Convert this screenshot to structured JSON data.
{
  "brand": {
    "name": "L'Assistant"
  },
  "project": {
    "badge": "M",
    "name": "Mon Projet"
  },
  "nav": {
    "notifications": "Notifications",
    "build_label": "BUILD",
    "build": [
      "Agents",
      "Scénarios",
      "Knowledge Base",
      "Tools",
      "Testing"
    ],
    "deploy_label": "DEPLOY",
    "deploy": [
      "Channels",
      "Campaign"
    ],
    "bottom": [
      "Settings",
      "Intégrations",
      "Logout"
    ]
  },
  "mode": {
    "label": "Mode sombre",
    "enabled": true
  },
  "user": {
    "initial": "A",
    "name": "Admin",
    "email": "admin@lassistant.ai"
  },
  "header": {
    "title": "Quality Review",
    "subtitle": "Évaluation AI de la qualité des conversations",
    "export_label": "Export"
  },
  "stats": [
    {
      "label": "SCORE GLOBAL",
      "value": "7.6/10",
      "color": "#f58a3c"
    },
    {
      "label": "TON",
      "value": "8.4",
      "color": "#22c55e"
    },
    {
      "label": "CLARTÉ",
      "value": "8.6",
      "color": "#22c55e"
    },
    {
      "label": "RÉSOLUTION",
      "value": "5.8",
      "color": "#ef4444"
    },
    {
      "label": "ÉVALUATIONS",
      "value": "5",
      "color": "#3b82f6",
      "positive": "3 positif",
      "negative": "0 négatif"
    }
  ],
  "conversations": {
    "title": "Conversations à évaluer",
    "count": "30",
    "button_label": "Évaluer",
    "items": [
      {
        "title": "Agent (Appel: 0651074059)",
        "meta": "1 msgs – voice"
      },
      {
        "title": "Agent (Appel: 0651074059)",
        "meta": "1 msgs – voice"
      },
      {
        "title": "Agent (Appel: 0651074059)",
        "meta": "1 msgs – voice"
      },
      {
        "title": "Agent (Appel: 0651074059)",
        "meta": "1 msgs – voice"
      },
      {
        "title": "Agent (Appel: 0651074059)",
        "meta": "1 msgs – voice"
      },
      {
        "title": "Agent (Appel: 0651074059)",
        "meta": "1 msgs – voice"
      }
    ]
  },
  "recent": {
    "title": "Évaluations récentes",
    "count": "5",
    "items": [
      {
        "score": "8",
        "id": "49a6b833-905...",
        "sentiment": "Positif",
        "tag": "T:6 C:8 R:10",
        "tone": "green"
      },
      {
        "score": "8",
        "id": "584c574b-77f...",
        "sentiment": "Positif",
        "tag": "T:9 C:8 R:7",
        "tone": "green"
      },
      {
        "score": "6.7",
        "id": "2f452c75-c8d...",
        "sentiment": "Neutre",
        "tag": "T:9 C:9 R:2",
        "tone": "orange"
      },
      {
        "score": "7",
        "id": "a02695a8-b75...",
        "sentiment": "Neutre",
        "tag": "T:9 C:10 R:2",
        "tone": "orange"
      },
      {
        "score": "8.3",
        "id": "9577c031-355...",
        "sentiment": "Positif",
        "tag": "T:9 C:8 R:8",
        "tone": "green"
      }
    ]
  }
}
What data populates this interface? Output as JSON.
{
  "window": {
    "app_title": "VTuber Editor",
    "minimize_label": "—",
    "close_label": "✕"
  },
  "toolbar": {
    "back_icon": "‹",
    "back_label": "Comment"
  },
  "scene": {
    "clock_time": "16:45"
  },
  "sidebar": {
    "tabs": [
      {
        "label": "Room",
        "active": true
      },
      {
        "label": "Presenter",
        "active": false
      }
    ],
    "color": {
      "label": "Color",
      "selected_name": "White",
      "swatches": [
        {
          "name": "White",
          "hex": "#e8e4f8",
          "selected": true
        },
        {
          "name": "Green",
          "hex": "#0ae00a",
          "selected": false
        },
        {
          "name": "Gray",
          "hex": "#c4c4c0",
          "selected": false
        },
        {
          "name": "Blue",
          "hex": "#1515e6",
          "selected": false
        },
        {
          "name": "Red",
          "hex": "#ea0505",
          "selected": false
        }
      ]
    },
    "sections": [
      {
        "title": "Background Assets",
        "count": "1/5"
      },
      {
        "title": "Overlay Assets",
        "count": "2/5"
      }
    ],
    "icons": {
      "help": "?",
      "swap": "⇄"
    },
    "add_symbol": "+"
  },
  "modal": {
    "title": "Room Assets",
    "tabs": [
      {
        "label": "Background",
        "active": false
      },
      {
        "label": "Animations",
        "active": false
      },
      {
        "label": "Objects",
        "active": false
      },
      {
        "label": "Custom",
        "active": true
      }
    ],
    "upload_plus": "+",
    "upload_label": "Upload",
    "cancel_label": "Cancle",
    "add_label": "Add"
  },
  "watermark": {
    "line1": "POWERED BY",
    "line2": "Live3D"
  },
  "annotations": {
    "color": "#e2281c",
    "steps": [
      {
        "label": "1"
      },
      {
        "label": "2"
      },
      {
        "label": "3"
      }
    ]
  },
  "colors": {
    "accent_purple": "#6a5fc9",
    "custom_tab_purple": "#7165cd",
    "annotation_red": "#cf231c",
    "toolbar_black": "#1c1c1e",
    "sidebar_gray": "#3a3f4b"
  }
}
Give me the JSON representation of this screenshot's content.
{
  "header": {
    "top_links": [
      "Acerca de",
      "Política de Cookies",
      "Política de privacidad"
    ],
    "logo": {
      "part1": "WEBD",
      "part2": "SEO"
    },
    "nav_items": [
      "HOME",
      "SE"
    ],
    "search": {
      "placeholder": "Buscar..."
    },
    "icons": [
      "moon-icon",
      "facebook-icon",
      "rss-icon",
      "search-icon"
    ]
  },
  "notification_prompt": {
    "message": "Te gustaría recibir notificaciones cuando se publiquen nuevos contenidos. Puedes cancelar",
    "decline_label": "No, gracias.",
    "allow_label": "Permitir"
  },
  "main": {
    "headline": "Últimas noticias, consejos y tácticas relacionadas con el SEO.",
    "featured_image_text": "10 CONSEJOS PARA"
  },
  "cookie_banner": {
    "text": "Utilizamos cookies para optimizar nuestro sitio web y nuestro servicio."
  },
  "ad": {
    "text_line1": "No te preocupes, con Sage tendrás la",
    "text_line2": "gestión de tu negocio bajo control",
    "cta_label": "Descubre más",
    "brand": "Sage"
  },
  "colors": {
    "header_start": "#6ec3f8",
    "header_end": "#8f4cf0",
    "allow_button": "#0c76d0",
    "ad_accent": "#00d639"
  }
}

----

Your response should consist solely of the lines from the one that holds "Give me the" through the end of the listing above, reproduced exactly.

▸ **TASK ANSWER**:
Give me the JSON representation of this screenshot's content.
{
  "header": {
    "top_links": [
      "Acerca de",
      "Política de Cookies",
      "Política de privacidad"
    ],
    "logo": {
      "part1": "WEBD",
      "part2": "SEO"
    },
    "nav_items": [
      "HOME",
      "SE"
    ],
    "search": {
      "placeholder": "Buscar..."
    },
    "icons": [
      "moon-icon",
      "facebook-icon",
      "rss-icon",
      "search-icon"
    ]
  },
  "notification_prompt": {
    "message": "Te gustaría recibir notificaciones cuando se publiquen nuevos contenidos. Puedes cancelar",
    "decline_label": "No, gracias.",
    "allow_label": "Permitir"
  },
  "main": {
    "headline": "Últimas noticias, consejos y tácticas relacionadas con el SEO.",
    "featured_image_text": "10 CONSEJOS PARA"
  },
  "cookie_banner": {
    "text": "Utilizamos cookies para optimizar nuestro sitio web y nuestro servicio."
  },
  "ad": {
    "text_line1": "No te preocupes, con Sage tendrás la",
    "text_line2": "gestión de tu negocio bajo control",
    "cta_label": "Descubre más",
    "brand": "Sage"
  },
  "colors": {
    "header_start": "#6ec3f8",
    "header_end": "#8f4cf0",
    "allow_button": "#0c76d0",
    "ad_accent": "#00d639"
  }
}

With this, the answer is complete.